Preview: Arcadia Students Depart for a World of Discoveries
On March 8, the first of more than 450 first-year and transfer students participating in 21 Preview courses braved snowy conditions on the way to their destinations—17 countries across four continents. Passports pocketed, students will study U.S.-Cuba relations in Havana, the Cold War in Berlin, religion in Israel, multiculturalism in Romania, and more. A tradition since 1994, Preview is an exhilarating global learning experience like no other.
Once the globe-trotters touch down, they will begin fieldwork and in-country study. Biology major Mackenzie Weiss ’16 is participating in the course Goal! Socio-cultural Significance of Football in Brazil. The group will attend a soccer match featuring Corinthians, a staple in the Brasileirão, within 24 hours of landing. “I’m looking forward to the day-one soccer game,” he says. “It’s great we get to go to one of their big stadiums, see a soccer match and experience the sports culture. It’s even better than I’m with all my buddies.”

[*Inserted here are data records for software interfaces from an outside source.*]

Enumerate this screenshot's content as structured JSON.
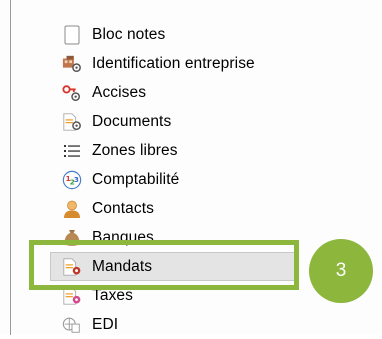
{
  "menu": {
    "items": [
      {
        "label": "Bloc notes",
        "icon": "blank-page-icon"
      },
      {
        "label": "Identification entreprise",
        "icon": "company-settings-icon"
      },
      {
        "label": "Accises",
        "icon": "excise-settings-icon"
      },
      {
        "label": "Documents",
        "icon": "document-settings-icon"
      },
      {
        "label": "Zones libres",
        "icon": "list-icon"
      },
      {
        "label": "Comptabilité",
        "icon": "numbers-icon"
      },
      {
        "label": "Contacts",
        "icon": "contact-person-icon"
      },
      {
        "label": "Banques",
        "icon": "money-bag-icon"
      },
      {
        "label": "Mandats",
        "icon": "mandate-document-icon",
        "selected": true
      },
      {
        "label": "Taxes",
        "icon": "tax-document-icon"
      },
      {
        "label": "EDI",
        "icon": "edi-icon"
      }
    ]
  },
  "callout": {
    "number": "3"
  },
  "colors": {
    "highlight": "#8cb63c",
    "selected_bg": "#e4e4e4"
  }
}
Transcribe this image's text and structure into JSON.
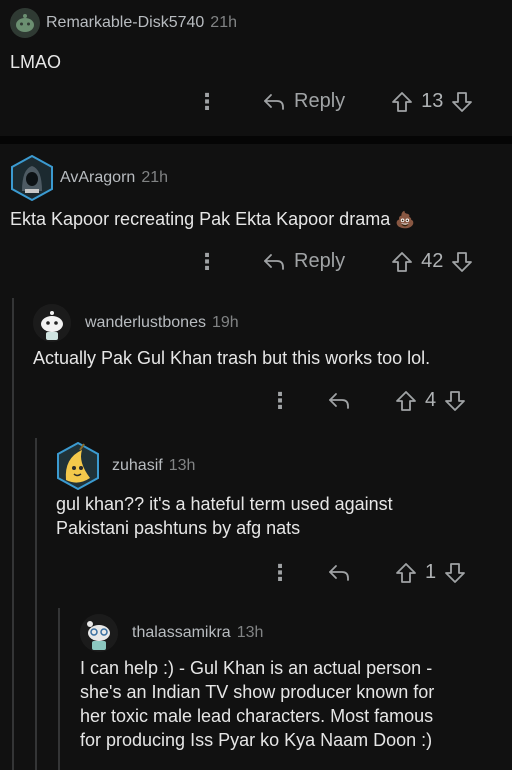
{
  "comments": [
    {
      "username": "Remarkable-Disk5740",
      "age": "21h",
      "body": "LMAO",
      "reply_label": "Reply",
      "score": "13"
    },
    {
      "username": "AvAragorn",
      "age": "21h",
      "body": "Ekta Kapoor recreating Pak Ekta Kapoor drama",
      "emoji": "💩",
      "reply_label": "Reply",
      "score": "42"
    },
    {
      "username": "wanderlustbones",
      "age": "19h",
      "body": "Actually Pak Gul Khan trash but this works too lol.",
      "score": "4"
    },
    {
      "username": "zuhasif",
      "age": "13h",
      "body_line1": "gul khan?? it's a hateful term used against",
      "body_line2": "Pakistani pashtuns by afg nats",
      "score": "1"
    },
    {
      "username": "thalassamikra",
      "age": "13h",
      "body_line1": "I can help :) - Gul Khan is an actual person -",
      "body_line2": "she's an Indian TV show producer known for",
      "body_line3": "her toxic male lead characters. Most famous",
      "body_line4": "for producing Iss Pyar ko Kya Naam Doon :)"
    }
  ],
  "icons": {
    "more": "more-options-icon",
    "reply": "reply-arrow-icon",
    "upvote": "upvote-arrow-icon",
    "downvote": "downvote-arrow-icon"
  },
  "colors": {
    "background": "#111111",
    "text": "#e6e6e6",
    "meta": "#818384",
    "thread_line": "#343536"
  }
}
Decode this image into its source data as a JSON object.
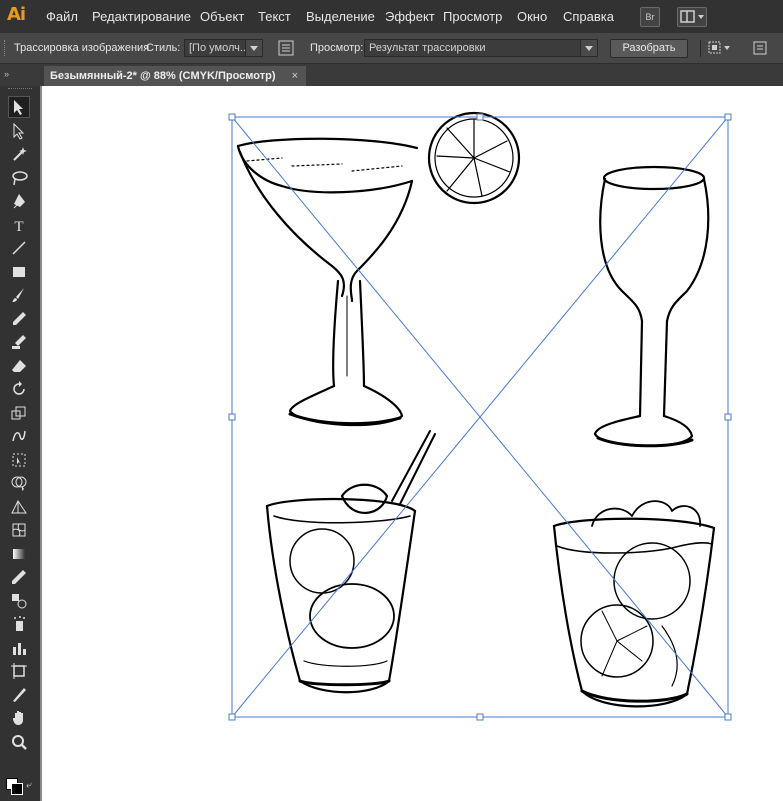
{
  "app": {
    "logo": "Ai"
  },
  "menu": {
    "items": [
      "Файл",
      "Редактирование",
      "Объект",
      "Текст",
      "Выделение",
      "Эффект",
      "Просмотр",
      "Окно",
      "Справка"
    ],
    "bridge_label": "Br"
  },
  "control": {
    "title": "Трассировка изображения",
    "style_label": "Стиль:",
    "style_value": "[По умолч...",
    "view_label": "Просмотр:",
    "view_value": "Результат трассировки",
    "expand_button": "Разобрать"
  },
  "document": {
    "tab_title": "Безымянный-2* @ 88% (CMYK/Просмотр)",
    "close": "×"
  },
  "tools": [
    "selection-icon",
    "direct-selection-icon",
    "magic-wand-icon",
    "lasso-icon",
    "pen-icon",
    "type-icon",
    "line-icon",
    "rectangle-icon",
    "paintbrush-icon",
    "pencil-icon",
    "blob-brush-icon",
    "eraser-icon",
    "rotate-icon",
    "scale-icon",
    "warp-icon",
    "free-transform-icon",
    "shape-builder-icon",
    "perspective-icon",
    "mesh-icon",
    "gradient-icon",
    "eyedropper-icon",
    "blend-icon",
    "symbol-sprayer-icon",
    "column-graph-icon",
    "artboard-icon",
    "slice-icon",
    "hand-icon",
    "zoom-icon"
  ],
  "colors": {
    "accent": "#e79b1d",
    "selection": "#4a78d0"
  }
}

Many students, such as Brazil-bound Psychology major Angela Rimmer ’16, have never set foot on international soil. Moments away from boarding a bus that’ll take her and classmates to the airport, she reflected on her excitement. “I’m anxious to experience a different culture and how they live down there,” she says. “I imagine we’re going to be weird to Brazilians in some way. When foreigners come here, we notice their different customs and cultural habits—it’s going to be really interesting being the one being noticed.”
Other students, including Marissa Cecere ’16, Brooke Barrett ’16 and Janelle Crilley ’16, are experienced global learners: They participated in Arcadia’s distinctive First Year Study Abroad Experience (FYSAE) during the fall 2012 semester. Bound for Costa Rica, they’re most excited about the subject matter of their course Nature, Bilingualism and Education at Home and in the Cloud Forest. “I’m really looking forward to working with the kids because an aspect of our course focuses on bilingualism,” says Crilley. “We visited a bilingual school in Philly several times and now we’re going to a bilingual school in Costa Rica to compare and contrast the two.”
First-year and transfer students, faculty and staff are headed to Athens, Greece; Berlin, Germany; São Paulo, Brazil; Paris, France; Xi’an, China; Havana, Cuba; Dublin and Belfast, Ireland; Edinburgh, Scotland; Galway, Ireland; Jerusalem; Seoul, South Korea; London, England; Bucharest, Romania; Rome, Italy; Port of Spain, Trinidad; Puebla, Mexico; Monteverde, Costa Rica; Vienna and Salzburg, Austria and Sicily, Italy.